For ulcers of the non-glandular mucous membrane, several aggravating factors have been highlighted which are directly linked to the management of the horses’ diet but also to the composition of the daily feed.
The first factor is the absence of fodder, which can easily be explained firstly by the fact that these horses only receive concentrate at best three times a day and there are long periods of “empty stomach” (it should be remembered that the horse in its “natural” state is adapted to eat small quantities over a period of about 16 hours a day) and that the contents in this lower part of the stomach have a rather acidic pH of between 2 and 4.
This acidic pH is not attenuated because without forage there is a very strong decrease in mastication which normally causes salivation, the latter has a real buffering effect (increase in pH therefore less acidic) on the stomach contents.
The second aggravating factor for this type of ulcer is the starch content of the food, in other words its more or less high cereal composition. Indeed, the more the composition of the food is based on cereals, the higher the concentration of starch in the food. It should be borne in mind that the horse is a herbivore and not a cereal eater and is therefore not sufficiently supplied with amylase, which is simply responsible for the digestion of starch.

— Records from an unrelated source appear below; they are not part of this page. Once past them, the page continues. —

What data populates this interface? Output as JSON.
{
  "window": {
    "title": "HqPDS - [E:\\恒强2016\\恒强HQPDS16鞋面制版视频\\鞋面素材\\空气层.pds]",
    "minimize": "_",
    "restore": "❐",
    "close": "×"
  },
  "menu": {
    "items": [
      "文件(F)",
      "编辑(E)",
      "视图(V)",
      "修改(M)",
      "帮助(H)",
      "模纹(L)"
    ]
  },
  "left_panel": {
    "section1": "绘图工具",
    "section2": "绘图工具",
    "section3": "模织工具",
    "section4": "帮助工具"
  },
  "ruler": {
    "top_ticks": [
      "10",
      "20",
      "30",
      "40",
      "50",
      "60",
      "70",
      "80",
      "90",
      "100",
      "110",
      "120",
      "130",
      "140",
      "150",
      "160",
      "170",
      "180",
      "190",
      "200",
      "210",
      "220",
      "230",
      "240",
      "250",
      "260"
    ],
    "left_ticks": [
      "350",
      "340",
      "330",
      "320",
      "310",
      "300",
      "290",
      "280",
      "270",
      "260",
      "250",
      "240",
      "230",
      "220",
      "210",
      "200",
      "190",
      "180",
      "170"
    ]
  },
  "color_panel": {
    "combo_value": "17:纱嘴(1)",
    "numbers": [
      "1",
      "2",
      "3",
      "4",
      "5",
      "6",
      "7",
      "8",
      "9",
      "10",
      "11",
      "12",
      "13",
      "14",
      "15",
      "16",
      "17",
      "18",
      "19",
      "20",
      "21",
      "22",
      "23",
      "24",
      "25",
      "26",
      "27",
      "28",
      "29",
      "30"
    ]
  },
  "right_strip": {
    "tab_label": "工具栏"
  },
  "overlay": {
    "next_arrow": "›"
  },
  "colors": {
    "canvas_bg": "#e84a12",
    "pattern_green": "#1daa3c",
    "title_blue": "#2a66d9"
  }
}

The consequence of an excess of starch in the ration also leads to a decrease in the pH (acidity) through the production of lactic acid and is therefore a favourable ground to cause ulcers on the “non glandular” (“unprotected”) walls of the stomach.
Following the results of scientific tests, recommendations have been put forward concerning these two aggravating factors:
Firstly, a minimum quantity of fodder of 1.5kg per 100kg of horse weight and if possible, have these horses work with a meal of hay assimilated.
Another tried and tested solution is to increase the salivation of the horse by adding the long brown alfalfa type fibre concentrate.
Concerning the starch several tests have shown that less than 500g per meal for a 500kg horse was without incidence.
It is for this type of ulcer that Royal Horse has created a feed solution which takes into account all these recommendations and which in addition is capable of providing energy for working horses: